*** Opening PROVIDED RECORDS ***

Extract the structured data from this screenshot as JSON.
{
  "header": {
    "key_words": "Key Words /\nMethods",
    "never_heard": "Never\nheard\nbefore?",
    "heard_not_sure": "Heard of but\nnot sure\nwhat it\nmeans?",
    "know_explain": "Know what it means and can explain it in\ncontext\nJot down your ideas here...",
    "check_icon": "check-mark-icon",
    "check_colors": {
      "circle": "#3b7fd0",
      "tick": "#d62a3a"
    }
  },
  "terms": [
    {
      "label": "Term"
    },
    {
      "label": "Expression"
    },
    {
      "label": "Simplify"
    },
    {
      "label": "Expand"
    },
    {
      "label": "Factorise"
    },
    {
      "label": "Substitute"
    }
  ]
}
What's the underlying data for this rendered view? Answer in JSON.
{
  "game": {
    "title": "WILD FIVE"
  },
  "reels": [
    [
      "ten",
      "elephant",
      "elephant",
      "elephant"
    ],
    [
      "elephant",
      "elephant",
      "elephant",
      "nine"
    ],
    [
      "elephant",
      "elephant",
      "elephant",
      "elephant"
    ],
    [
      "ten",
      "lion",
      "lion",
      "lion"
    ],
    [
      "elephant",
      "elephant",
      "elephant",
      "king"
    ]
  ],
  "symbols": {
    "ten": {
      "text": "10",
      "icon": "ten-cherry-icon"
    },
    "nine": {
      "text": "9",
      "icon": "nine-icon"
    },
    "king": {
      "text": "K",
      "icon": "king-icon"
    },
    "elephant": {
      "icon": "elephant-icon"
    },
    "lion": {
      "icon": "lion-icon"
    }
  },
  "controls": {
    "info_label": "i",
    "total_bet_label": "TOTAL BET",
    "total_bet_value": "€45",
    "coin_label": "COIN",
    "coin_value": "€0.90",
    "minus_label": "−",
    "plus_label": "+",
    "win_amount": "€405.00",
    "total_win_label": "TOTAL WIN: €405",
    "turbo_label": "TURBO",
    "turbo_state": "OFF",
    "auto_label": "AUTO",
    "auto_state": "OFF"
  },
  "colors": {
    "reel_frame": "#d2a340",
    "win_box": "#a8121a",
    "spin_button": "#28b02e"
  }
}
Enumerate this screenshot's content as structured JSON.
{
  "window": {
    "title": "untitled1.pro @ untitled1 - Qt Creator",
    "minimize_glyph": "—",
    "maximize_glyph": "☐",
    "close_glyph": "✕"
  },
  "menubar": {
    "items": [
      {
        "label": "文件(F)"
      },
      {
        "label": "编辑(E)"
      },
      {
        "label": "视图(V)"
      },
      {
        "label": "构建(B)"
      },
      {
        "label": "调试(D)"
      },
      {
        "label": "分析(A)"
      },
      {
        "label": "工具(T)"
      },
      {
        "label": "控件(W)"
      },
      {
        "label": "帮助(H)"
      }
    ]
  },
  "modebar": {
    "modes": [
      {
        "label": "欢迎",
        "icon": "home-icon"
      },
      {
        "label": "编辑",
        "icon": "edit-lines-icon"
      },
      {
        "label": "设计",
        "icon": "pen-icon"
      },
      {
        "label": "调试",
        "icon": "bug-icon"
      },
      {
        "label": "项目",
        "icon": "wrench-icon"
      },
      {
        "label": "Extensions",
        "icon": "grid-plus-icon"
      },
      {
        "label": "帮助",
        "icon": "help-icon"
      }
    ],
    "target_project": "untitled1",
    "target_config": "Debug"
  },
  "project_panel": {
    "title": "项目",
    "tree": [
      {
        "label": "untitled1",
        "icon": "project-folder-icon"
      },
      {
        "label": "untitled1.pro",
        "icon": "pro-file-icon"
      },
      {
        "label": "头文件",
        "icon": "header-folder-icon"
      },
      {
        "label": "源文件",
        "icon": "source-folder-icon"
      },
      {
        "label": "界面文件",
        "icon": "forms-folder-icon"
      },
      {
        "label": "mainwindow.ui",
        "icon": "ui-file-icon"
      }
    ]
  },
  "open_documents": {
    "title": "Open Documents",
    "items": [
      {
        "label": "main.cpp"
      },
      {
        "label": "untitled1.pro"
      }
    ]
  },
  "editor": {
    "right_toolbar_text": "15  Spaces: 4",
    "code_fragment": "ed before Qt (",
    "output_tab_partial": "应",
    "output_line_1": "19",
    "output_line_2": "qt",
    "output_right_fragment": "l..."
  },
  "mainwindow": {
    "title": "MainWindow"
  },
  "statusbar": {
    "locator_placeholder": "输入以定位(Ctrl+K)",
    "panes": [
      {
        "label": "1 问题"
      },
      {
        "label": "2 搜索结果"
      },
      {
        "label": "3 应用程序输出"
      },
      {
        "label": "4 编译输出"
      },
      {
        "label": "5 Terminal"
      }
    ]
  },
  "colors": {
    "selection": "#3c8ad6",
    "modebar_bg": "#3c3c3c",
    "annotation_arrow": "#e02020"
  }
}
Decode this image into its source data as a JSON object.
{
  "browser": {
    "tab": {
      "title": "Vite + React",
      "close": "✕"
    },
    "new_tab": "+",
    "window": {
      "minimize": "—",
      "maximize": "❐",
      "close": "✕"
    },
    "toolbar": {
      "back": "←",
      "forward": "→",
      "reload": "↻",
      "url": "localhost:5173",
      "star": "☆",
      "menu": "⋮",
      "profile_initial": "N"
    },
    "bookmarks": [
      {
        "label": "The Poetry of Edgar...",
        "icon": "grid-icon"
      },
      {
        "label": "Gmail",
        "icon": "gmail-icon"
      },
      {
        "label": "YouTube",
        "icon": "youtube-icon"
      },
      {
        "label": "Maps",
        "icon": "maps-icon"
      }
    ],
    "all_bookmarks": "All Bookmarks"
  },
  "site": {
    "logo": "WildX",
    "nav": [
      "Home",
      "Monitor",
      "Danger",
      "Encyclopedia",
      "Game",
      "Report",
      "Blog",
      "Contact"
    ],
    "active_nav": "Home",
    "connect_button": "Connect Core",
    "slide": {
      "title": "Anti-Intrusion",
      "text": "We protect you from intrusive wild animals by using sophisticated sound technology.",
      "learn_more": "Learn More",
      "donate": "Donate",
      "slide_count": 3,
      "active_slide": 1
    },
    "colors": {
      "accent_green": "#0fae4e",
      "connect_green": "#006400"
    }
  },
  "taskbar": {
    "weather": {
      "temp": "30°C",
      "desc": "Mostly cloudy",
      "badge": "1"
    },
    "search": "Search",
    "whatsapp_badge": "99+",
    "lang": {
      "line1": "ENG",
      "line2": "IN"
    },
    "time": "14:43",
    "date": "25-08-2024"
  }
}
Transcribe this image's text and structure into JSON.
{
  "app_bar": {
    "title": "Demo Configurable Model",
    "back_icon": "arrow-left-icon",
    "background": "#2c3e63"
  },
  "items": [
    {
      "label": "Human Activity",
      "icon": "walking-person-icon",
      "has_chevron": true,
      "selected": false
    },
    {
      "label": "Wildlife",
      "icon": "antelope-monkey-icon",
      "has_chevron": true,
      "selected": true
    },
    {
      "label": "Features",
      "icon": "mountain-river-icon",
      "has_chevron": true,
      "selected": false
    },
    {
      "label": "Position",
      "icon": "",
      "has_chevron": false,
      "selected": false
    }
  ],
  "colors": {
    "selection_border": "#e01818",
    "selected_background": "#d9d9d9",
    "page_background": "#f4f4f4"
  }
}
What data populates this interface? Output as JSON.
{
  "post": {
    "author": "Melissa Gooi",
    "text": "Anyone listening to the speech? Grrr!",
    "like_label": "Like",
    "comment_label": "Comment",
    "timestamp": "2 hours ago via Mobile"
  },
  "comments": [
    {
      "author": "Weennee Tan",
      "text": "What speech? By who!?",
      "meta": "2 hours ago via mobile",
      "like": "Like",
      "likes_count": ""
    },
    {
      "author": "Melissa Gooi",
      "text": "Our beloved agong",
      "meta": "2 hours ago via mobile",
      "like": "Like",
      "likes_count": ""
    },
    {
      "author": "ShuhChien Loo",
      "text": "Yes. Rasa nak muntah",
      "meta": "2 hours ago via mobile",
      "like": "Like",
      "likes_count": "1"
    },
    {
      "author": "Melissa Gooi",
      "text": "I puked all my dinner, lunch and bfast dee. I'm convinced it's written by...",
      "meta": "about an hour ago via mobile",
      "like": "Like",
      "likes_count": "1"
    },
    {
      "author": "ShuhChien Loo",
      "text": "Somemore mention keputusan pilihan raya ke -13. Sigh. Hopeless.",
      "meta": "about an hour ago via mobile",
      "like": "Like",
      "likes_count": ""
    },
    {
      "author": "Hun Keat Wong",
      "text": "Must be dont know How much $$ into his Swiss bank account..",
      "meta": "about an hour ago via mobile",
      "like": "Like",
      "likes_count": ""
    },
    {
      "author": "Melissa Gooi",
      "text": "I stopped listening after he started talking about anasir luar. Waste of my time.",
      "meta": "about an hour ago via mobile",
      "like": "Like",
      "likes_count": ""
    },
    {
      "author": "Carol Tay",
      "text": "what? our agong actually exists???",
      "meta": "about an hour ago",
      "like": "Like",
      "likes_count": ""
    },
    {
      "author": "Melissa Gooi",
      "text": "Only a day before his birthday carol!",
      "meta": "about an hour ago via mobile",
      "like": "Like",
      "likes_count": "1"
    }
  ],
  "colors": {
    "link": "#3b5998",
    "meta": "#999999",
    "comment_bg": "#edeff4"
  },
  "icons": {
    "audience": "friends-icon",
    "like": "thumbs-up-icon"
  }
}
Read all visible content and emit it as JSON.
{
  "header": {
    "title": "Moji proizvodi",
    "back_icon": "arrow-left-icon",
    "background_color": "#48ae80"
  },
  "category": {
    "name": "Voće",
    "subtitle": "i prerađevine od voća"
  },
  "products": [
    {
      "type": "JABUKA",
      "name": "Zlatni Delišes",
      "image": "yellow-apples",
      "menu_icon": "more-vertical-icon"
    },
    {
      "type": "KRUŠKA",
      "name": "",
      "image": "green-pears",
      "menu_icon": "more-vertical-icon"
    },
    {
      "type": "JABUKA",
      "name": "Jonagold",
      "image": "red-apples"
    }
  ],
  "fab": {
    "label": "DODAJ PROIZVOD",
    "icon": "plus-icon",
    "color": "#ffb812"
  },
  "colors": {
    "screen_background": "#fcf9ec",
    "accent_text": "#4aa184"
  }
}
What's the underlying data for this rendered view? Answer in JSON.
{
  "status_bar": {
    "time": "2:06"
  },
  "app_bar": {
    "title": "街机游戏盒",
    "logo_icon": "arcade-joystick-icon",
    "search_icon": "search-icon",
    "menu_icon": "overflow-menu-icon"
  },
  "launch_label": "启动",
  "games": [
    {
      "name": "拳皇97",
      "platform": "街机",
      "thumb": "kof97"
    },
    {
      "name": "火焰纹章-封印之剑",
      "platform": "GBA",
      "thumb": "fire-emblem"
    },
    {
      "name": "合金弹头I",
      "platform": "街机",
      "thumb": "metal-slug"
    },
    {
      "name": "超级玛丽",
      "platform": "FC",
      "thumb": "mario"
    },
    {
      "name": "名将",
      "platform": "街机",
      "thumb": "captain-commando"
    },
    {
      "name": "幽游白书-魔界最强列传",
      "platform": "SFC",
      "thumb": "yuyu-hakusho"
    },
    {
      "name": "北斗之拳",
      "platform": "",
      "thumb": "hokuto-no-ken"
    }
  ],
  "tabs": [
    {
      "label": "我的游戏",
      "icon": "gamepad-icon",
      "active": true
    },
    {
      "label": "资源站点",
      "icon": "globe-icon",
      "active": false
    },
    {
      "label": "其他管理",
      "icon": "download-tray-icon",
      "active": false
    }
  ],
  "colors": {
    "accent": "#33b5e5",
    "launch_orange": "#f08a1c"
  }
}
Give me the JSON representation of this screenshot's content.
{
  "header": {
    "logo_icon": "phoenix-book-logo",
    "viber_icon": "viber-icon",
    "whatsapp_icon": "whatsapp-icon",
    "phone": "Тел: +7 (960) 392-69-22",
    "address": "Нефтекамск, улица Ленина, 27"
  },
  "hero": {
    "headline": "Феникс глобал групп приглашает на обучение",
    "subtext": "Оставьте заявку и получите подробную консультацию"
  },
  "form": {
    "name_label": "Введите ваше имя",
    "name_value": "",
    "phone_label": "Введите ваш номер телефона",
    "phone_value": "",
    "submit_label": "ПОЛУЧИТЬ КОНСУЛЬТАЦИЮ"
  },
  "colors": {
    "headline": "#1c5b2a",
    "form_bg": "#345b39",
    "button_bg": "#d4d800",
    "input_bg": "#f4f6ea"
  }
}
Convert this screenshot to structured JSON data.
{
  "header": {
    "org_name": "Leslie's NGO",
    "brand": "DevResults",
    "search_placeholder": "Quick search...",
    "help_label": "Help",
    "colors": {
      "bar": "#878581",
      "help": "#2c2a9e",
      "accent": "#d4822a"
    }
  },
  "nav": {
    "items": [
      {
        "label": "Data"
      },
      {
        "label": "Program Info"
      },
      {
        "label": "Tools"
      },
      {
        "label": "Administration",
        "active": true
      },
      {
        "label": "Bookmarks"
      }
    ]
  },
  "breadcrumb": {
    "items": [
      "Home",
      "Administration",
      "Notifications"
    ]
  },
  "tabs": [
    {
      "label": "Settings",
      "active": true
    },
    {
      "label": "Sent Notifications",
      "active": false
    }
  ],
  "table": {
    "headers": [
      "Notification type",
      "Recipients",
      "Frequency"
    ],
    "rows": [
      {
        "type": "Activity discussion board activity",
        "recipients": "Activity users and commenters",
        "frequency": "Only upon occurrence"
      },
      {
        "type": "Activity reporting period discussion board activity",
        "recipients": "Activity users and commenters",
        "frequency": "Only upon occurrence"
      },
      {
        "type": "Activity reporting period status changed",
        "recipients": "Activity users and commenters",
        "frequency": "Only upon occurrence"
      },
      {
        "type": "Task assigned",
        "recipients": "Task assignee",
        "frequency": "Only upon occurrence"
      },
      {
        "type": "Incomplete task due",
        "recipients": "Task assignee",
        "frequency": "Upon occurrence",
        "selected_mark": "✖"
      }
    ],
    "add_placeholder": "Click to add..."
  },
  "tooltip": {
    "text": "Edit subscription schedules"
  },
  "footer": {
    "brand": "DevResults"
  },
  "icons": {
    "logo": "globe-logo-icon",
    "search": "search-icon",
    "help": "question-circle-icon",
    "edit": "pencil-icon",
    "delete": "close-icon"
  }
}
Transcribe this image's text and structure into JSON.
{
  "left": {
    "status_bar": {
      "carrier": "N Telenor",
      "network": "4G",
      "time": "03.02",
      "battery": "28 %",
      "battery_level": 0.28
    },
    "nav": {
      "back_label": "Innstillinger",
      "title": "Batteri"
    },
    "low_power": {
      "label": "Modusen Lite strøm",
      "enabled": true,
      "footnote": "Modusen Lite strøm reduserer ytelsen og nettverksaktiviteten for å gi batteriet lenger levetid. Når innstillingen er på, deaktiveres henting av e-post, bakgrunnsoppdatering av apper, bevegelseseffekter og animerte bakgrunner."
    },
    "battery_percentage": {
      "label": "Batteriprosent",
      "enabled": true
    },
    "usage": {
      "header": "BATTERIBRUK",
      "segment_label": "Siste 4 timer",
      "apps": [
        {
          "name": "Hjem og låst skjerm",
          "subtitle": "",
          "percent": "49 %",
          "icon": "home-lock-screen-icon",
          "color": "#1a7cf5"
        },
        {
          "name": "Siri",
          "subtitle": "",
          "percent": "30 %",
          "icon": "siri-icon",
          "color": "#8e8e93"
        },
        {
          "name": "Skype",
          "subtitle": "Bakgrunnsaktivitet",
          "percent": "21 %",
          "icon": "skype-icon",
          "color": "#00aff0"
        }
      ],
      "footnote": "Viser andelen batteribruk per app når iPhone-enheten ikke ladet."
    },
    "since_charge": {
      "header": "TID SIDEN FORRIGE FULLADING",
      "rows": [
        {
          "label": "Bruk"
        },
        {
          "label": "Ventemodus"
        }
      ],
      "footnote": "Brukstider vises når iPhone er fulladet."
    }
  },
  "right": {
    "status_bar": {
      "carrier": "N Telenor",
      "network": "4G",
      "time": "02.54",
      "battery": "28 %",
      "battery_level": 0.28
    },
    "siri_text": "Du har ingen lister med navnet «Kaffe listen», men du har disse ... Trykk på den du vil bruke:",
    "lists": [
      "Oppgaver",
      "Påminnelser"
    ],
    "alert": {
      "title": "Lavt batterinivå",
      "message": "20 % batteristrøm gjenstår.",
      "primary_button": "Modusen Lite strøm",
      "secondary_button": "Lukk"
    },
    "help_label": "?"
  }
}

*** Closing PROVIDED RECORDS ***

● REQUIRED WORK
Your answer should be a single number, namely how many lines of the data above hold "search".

● TASK RESULT
4